Volcom button-up; Midnight Rider Townes Van Zandt shirt via Bona Drag; rings from Spell and the Gypsy Collective, Southset, Rejoice the Hands and vintage/markets; hat from Camberwell markets.
I’m growing a couple of cacti in my front yard – where my dog can’t rip them out and chew them up, because that’s what she’s into – and I’m obsessed with them. I check them every day. One’s a Euphorbia Mammillaris Variegata that blushes pink and orange in the sun; and the other is a tiny Opuntia Santa Rita that is rapidly growing new pads and will eventually be like a purple prickly pear with yellow flowers.
So this obsession – teamed with recent thistle-harvesting and flower-pillaging activities – has me wondering: is my newfound fascination with plantlife a symptom of ageing? As you get older, do parts of your child mind return? Maybe being more aware of mortality restores your sense of wonder and fascination with the world.

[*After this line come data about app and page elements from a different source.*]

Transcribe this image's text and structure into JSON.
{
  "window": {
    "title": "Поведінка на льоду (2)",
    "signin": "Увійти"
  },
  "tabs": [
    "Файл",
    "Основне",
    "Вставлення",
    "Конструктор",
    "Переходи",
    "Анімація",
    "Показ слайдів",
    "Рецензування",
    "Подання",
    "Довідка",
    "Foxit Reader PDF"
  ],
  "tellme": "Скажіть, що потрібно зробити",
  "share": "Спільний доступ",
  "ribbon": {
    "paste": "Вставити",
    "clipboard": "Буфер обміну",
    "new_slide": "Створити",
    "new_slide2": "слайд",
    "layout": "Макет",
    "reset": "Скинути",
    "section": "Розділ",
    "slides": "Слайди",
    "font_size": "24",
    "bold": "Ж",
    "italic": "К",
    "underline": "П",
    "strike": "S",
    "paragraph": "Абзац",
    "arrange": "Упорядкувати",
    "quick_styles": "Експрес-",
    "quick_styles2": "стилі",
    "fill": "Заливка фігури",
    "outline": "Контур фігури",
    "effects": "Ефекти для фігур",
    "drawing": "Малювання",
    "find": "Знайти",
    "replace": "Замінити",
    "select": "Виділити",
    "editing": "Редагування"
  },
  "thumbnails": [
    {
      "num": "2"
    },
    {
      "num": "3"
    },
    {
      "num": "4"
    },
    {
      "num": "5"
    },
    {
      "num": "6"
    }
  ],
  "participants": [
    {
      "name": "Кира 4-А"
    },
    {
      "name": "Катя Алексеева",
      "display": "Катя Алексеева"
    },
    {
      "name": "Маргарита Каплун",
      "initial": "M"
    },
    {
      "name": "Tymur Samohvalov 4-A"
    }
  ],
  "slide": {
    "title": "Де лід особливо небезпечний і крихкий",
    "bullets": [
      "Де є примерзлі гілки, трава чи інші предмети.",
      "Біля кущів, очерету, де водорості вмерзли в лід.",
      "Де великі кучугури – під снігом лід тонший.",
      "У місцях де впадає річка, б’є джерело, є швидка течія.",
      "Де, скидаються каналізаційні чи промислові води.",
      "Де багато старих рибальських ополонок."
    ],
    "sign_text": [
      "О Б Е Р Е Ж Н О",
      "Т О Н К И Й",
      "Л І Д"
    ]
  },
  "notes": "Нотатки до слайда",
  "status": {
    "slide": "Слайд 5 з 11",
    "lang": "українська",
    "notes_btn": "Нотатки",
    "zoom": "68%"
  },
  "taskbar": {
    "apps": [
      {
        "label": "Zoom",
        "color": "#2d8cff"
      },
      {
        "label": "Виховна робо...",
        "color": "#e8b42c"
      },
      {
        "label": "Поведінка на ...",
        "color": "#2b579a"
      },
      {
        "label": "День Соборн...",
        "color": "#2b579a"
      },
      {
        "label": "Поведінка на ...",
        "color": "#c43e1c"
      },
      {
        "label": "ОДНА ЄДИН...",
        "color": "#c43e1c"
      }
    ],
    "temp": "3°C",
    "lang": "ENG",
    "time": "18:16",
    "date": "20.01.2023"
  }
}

I was really into plants and animals and mushrooms (in a non-druggy way) when I was a kid; and I would collect fungi and burrs and seedpods and flowers and leaves, but there was a whole bit there during adolescence where I wasn’t really interested. I was just into Dead Kennedys and drinking and angst and resistance and posters of Trent Reznor.
Also, I distinctly remember being a teenager who was really preoccupied with trying to make things happen a certain way. Eventually, in my early 20s, I read that DFW line about trying to engineer your fate, and now I kind of drift along and just try to make good decisions and work hard without trying to force anything. But I was also, at 19, right into drinking and smoking and putting on all those artistic-literary affectations. I later realised that drinking and smoking actually made me a worse artist, so I scaled that rightback too. Maybe getting rid of those compulsions and preoccupations freed up some time for me to start looking at and appreciating the natural world again.

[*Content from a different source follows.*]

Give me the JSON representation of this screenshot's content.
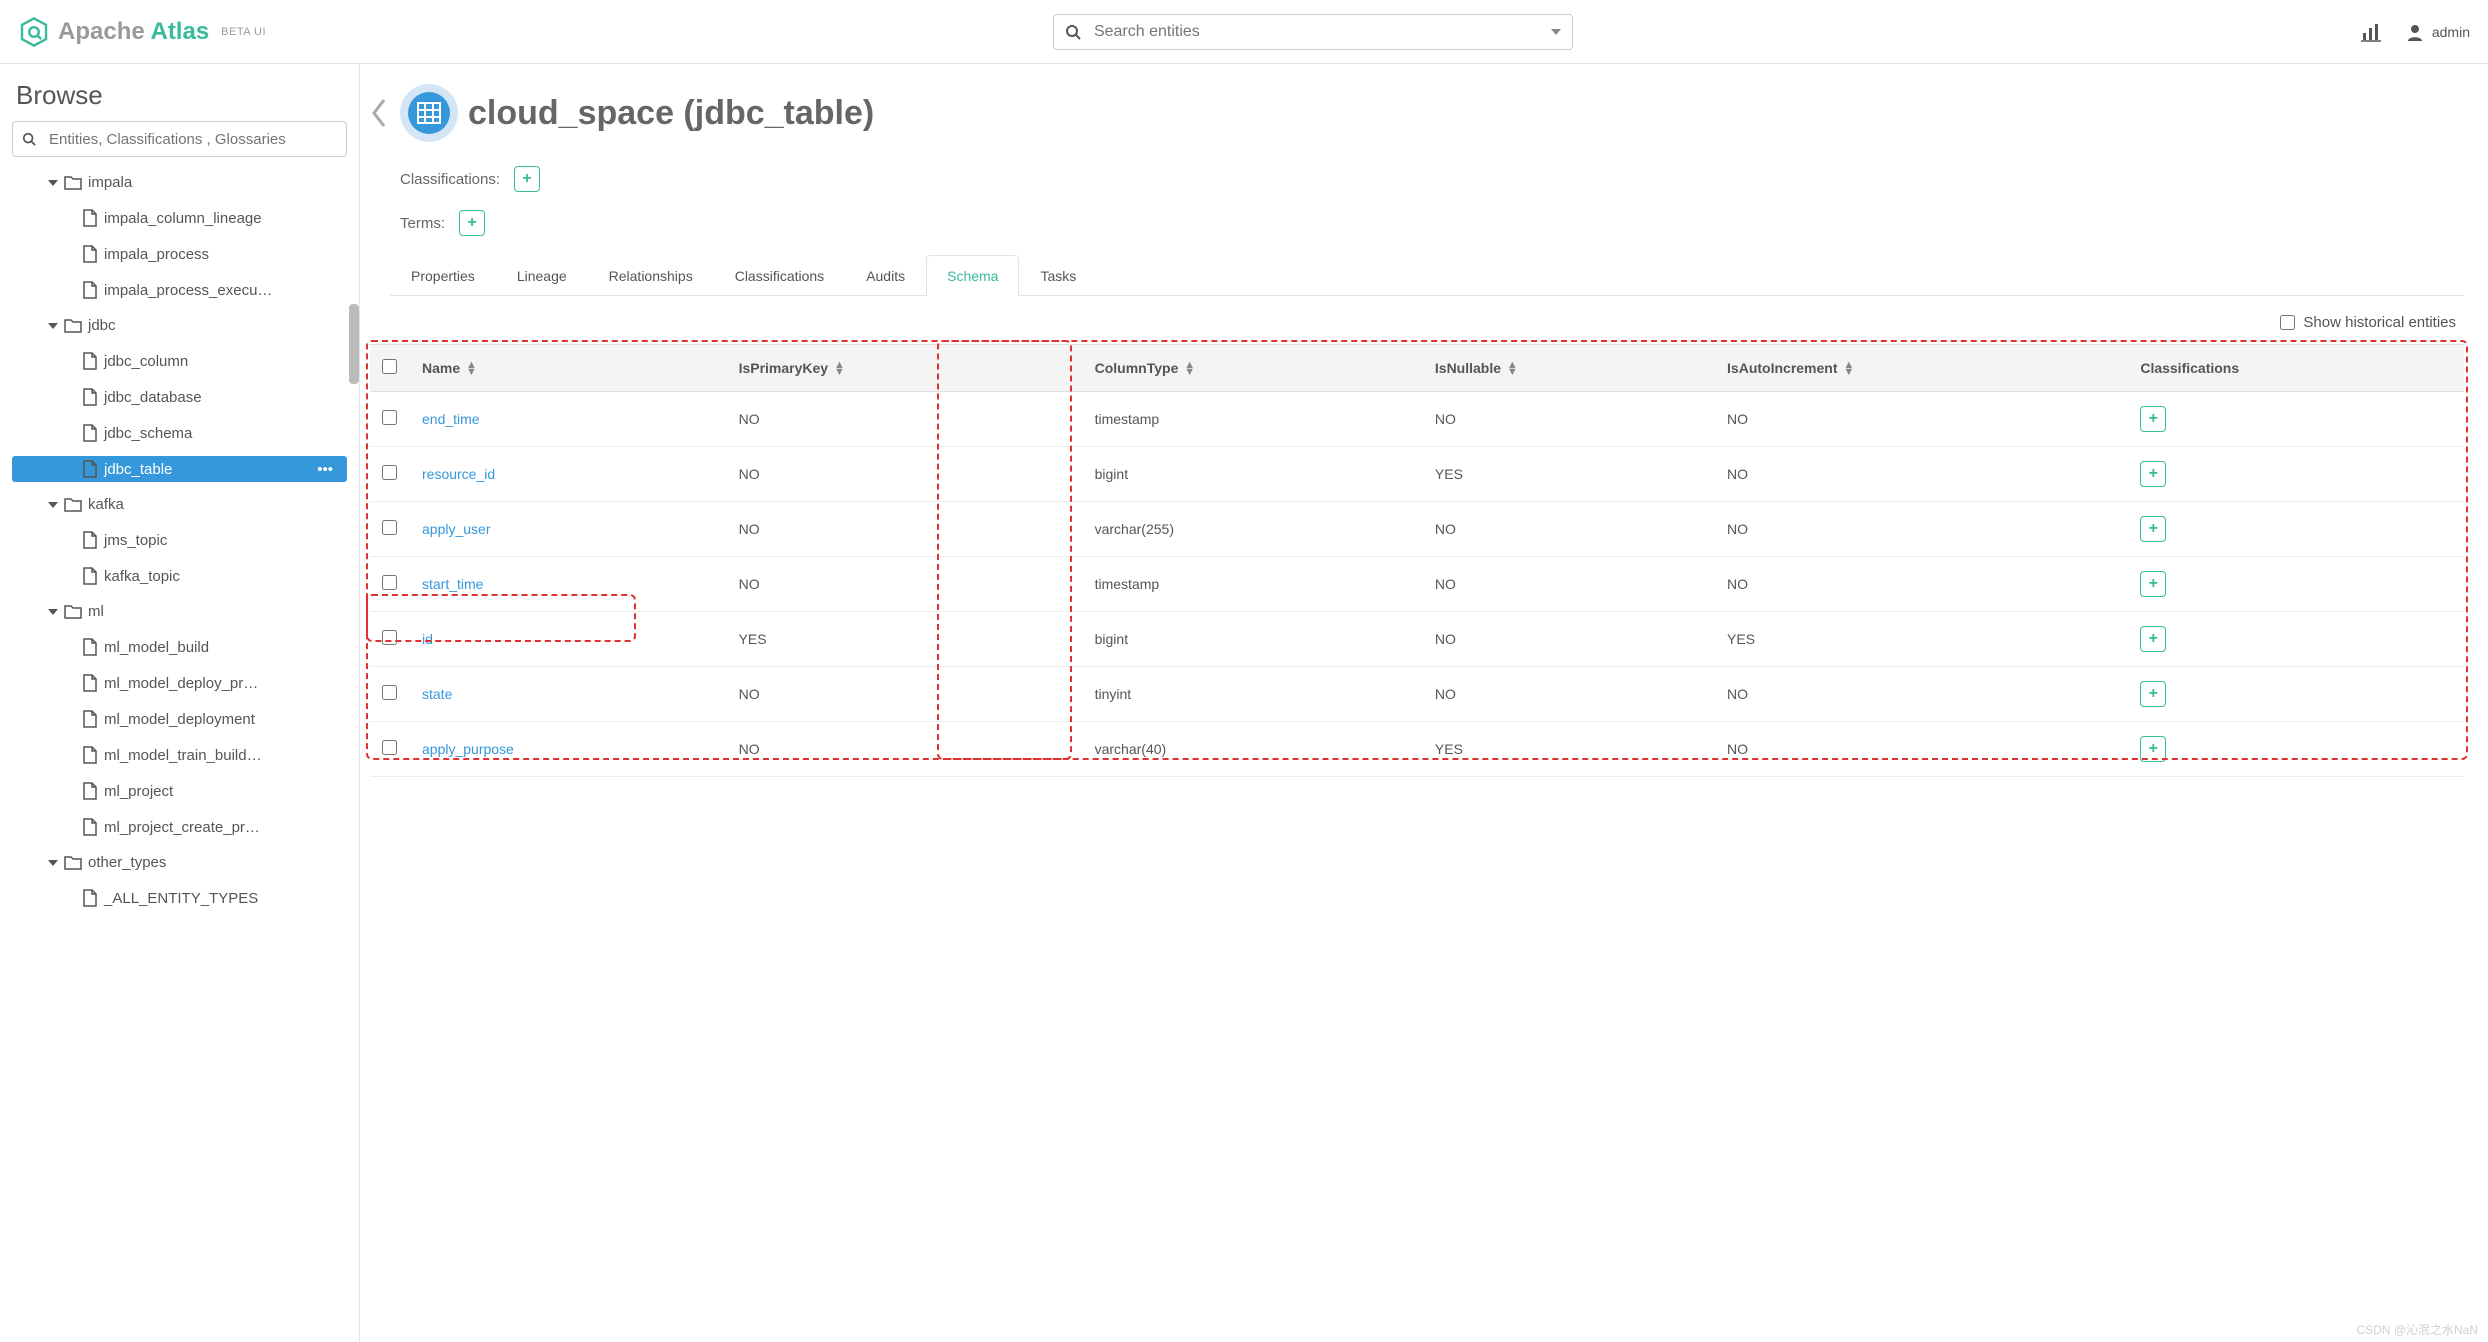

Anyway, I’m thinking about this because I sometimes see qualities of my parents surfacing in me – which is in no way a bad thing – and I am just so looking forward to heading home to the farm at the end of this week. I’m looking forward to walking through the garden with my mum while she tells me about her different plants, whether they’re happy and what lives in them; and to seeing my dad walk into the big wooden kitchen at midday, with some delicate, beautiful insect or bird cupped in his broad oil-stained palms. I’m even looking forward to hearing those goddamn cicadas for a second.
Over the past few years, I think I’ve softened my resistance against life’s inertia, which is making things a little easier. There’s a difference between working hard and struggling against reality, although both are hard fights. But anyway, being psyched on a colour-changing cactus comes with way less complications and contingencies than some of the things I fretted over when I was younger.